“That’s things that people don’t see,” says Magic: “The shorter a race or training is, the more precise it has to be, the more focussed you have to be.” He says the mental pressures of the sprint races are enormous. “Imagine you have just 4 laps on the track, just one thousand metres, to justify your existence as a cyclist. One tiny mistake and you can miss a medal by a few thousands of a second.”
There’s just enough time and just enough energy for one more lap – and this time I am determined to give in my all. For ten minutes were work on flow and an efficient line, tight on the corners and higher on the straights. Then it is time for some sprinting. There are over 7,000 seats in this stadium in the Prater – all empty today. But I imagine this is the Olympics and they are all full, cheering on the duo Berein and Cummins from the new EU-country of Austro-Britagne (good at skiing and cricket). Magic leads out the pace for two quick laps and then leaves space for Cummins bursting through on the inside..

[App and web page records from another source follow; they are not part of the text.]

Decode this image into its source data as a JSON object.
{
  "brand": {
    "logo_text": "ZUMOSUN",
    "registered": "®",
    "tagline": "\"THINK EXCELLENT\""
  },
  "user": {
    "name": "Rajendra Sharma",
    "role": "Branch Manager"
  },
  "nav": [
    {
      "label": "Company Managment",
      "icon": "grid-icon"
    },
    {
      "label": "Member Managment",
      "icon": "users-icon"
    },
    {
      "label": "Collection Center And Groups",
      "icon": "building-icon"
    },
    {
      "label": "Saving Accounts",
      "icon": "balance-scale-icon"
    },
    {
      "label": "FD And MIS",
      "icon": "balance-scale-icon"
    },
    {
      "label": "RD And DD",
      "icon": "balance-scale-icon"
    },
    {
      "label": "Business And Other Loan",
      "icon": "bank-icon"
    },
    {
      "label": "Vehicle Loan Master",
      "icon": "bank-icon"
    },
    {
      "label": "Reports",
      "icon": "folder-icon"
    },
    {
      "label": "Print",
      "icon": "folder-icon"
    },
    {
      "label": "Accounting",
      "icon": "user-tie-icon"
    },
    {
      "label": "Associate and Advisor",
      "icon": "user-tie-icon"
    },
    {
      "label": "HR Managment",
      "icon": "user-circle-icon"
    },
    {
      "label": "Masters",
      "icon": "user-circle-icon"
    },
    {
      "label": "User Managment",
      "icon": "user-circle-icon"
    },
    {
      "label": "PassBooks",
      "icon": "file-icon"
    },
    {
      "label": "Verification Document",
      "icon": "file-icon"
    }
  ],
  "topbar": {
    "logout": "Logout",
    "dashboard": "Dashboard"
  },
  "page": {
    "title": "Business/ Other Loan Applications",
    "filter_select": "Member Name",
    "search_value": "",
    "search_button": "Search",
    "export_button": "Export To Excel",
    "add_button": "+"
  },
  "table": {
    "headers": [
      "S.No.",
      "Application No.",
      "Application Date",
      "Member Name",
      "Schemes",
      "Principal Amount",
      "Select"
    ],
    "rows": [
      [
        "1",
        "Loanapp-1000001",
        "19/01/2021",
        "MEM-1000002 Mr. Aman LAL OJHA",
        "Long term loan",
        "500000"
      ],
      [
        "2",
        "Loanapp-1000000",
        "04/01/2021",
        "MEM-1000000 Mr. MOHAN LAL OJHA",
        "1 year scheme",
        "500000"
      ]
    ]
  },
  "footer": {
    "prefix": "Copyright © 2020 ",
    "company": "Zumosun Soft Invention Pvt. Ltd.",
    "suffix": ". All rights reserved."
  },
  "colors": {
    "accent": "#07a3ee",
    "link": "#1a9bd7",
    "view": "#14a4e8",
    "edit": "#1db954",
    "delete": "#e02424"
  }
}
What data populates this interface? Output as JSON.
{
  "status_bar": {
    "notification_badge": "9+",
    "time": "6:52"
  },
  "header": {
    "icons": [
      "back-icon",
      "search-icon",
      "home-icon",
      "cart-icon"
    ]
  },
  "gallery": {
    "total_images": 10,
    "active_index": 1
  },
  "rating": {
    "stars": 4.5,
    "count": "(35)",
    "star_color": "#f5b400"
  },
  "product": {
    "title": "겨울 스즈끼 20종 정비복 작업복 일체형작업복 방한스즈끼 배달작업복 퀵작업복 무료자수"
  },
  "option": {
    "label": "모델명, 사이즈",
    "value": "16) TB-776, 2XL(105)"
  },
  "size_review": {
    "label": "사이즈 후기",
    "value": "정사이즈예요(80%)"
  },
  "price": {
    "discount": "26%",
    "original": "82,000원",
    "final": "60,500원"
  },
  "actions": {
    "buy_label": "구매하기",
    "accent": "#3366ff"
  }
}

Three or four of these changes are plenty – I am only an Olympian in my fantasy - we slow down and start cruising towards a halt, gently pushing back on the pedals until we come to a standstill. My first track session is over, I can now sit on the sofa in front of the Olympics, nibbling nachos with authority. I haven’t won a medal but I might be asking my bank manager whether I can afford a new bike.